__DESCRIPTION OF THE TASK__: Find the word "Telekommunikation" below. Copy each line that has it.
*** Opening of EXERCISE MATERIAL ***
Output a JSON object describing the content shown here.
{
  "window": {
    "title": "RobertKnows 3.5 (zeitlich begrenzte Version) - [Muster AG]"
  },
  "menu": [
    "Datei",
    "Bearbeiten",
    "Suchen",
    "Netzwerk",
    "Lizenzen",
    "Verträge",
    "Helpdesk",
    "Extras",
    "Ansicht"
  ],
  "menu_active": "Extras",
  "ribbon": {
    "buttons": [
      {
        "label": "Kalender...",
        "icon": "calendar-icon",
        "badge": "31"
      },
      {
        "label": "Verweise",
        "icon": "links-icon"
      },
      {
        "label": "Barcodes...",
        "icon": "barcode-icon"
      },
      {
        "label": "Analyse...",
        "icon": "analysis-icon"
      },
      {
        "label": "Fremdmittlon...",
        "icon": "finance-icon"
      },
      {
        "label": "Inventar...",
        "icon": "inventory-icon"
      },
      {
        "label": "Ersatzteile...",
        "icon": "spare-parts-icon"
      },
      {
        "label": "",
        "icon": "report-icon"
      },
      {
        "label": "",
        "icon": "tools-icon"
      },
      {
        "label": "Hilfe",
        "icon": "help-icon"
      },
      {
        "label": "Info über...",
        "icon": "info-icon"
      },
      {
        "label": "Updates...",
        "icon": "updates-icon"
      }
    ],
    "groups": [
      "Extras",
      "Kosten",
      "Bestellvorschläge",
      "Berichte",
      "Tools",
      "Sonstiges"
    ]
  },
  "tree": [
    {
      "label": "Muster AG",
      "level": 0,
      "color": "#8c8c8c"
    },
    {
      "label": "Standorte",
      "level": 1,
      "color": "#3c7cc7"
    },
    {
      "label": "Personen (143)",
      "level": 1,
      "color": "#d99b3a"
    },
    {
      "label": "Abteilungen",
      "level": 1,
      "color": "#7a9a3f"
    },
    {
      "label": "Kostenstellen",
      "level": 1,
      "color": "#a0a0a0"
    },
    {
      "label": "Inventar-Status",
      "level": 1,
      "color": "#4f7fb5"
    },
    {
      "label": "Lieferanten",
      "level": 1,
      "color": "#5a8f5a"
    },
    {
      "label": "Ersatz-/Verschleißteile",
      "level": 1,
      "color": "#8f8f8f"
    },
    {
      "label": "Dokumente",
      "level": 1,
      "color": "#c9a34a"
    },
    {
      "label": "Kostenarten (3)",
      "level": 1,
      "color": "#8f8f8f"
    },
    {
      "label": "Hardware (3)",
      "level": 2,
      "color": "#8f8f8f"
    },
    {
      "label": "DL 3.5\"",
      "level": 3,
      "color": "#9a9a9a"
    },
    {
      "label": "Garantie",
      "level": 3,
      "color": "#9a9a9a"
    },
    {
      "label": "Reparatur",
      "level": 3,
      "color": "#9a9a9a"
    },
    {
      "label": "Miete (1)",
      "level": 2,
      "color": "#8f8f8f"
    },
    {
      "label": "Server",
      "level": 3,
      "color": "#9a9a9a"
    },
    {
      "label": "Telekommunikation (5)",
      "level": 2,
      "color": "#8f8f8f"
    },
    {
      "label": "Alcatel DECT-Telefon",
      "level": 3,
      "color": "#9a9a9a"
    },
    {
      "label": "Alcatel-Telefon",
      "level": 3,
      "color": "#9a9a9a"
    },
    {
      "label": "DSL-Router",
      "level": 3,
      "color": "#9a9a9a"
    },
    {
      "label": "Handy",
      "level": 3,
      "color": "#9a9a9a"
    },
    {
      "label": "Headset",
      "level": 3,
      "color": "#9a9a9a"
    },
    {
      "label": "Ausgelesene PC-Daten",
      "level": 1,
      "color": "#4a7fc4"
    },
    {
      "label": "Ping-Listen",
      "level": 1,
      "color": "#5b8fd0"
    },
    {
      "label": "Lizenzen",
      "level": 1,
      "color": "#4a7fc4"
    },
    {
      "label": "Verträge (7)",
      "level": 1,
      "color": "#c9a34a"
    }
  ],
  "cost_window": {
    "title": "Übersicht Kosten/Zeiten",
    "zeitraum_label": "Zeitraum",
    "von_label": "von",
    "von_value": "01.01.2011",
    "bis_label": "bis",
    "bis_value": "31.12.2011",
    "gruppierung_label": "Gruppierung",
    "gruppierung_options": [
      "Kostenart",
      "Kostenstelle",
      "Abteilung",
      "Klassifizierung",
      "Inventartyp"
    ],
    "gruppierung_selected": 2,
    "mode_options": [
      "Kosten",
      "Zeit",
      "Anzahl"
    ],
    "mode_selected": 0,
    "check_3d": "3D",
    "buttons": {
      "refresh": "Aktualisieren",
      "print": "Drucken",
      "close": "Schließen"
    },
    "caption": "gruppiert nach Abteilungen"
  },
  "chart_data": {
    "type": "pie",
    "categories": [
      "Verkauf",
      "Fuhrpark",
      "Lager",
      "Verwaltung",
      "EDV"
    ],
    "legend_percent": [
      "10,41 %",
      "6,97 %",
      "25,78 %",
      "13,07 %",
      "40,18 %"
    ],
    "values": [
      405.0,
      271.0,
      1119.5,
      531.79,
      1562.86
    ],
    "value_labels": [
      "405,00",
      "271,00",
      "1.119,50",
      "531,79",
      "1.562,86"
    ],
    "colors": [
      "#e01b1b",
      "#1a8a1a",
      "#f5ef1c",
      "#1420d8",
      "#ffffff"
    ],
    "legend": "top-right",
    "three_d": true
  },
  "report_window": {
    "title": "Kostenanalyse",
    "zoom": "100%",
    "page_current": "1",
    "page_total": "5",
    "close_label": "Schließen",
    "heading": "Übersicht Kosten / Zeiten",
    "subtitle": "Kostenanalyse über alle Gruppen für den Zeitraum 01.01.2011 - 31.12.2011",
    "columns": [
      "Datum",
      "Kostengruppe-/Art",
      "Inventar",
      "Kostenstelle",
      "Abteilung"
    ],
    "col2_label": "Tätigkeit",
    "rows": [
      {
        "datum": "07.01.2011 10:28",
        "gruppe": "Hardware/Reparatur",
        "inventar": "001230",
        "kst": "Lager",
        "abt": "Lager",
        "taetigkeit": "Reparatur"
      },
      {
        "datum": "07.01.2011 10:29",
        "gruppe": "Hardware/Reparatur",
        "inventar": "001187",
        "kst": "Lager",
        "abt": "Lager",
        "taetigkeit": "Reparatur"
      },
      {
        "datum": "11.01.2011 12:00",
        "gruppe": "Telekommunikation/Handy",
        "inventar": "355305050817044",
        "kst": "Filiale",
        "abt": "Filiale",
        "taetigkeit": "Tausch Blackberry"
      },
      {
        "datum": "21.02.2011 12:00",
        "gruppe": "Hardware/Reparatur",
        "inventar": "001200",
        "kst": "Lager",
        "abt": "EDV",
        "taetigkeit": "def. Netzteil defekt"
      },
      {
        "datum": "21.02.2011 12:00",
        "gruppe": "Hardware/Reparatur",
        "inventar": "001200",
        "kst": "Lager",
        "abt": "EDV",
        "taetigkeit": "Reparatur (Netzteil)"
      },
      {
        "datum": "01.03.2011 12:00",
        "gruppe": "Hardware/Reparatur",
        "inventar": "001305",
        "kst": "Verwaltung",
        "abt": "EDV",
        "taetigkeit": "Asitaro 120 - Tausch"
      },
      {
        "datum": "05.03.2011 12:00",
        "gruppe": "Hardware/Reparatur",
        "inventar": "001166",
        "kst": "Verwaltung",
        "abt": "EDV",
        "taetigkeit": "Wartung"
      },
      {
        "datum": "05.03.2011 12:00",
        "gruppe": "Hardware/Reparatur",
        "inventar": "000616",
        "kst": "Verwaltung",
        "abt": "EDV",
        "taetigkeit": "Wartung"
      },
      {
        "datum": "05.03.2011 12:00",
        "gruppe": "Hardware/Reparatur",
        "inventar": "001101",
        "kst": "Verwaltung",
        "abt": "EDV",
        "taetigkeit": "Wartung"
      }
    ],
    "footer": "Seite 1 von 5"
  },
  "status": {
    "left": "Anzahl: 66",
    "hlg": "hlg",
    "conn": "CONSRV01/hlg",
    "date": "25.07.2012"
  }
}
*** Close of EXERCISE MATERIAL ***
__REPLY TO THE EXERCISE__:
      "label": "Telekommunikation (5)",
        "gruppe": "Telekommunikation/Handy",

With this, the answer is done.